Obama Claims War Powers Act Doesn’t Apply in Libya

White House: Libya War Not Technically a War

Faced with Monday night’s House vote to withhold funding and demands from both parties to provide a justification for the conflict, the Obama Administration today claimed that the War Powers Act doesn’t not apply to the Libya War.

The administration’s argument is that the Libyan War is not technically a war from America’s perspective, since they are only playing a “support” role for NATO’s attacks. Despite this claim, the US has continued to fire missiles of its own at Libya and has troops deployed in the conflict.

The later of which is the actual test under the War Powers Act‘s language, as it requires the administration to seek Congressional authorization for any use of forces beyond a 60 day grace period.

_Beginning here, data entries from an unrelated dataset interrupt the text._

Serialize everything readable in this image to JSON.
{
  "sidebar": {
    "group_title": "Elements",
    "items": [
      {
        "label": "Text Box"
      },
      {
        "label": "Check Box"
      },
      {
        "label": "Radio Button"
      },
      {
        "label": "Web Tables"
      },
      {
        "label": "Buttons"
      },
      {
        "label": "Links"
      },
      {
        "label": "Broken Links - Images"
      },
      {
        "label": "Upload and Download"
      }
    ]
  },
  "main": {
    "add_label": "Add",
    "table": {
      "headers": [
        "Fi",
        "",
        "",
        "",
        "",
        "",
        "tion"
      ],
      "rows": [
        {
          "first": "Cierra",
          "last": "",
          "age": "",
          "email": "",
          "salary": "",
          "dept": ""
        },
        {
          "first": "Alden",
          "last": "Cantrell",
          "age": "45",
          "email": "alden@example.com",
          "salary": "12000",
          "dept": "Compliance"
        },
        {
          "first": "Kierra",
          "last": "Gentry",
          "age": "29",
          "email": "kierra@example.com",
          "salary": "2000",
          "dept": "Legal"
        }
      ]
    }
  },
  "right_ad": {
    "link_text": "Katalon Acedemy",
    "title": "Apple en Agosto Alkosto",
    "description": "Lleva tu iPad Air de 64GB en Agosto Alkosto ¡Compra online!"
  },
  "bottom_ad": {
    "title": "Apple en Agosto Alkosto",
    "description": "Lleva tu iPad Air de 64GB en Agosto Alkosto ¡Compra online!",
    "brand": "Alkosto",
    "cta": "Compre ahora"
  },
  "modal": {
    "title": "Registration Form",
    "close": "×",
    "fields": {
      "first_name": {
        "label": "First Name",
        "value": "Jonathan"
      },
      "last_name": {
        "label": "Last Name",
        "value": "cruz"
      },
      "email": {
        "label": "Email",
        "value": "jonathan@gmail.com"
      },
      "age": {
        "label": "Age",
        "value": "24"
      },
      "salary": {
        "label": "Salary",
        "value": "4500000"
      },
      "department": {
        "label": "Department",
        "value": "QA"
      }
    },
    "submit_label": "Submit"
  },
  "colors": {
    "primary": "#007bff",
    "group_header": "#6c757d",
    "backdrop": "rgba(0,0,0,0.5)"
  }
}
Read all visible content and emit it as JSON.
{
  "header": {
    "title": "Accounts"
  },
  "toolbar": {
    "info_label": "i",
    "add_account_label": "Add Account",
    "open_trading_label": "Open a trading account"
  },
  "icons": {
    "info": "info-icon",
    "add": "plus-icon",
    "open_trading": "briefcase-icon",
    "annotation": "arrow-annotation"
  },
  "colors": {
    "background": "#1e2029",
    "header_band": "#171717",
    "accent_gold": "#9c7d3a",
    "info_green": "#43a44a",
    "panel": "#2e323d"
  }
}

Such authorization has not been granted, and it is now nearly 90 days since the attacks began.

Incredibly, the Obama Administration itself was using the War Powers Act as justification early on for its lack of Congressional authorization, insisting it had a full 60 days to do so. With those 60 days long gone, suddenly they have decided it no longer applies. This might explain the linguistic gymnastics of a number of officials, who have referred to the war as a “kinetic action.” Yet the War Powers Act, passed during the Vietnam War era, was careful to not include this out, making it clear all uses of troops required such authorization.

It may get a court test as well, as a number of Congressmen from both parties filed a lawsuit today demanding that the courts order President Obama not to flaunt the law and launch open-ended wars without Congressional approval.

Author: Jason Ditz

Jason Ditz is Senior Editor for Antiwar.com. He has 20 years of experience in foreign policy research and his work has appeared in The American Conservative, Responsible Statecraft, Forbes, Toronto Star, Minneapolis Star-Tribune, Providence Journal, Washington Times, and the Detroit Free Press.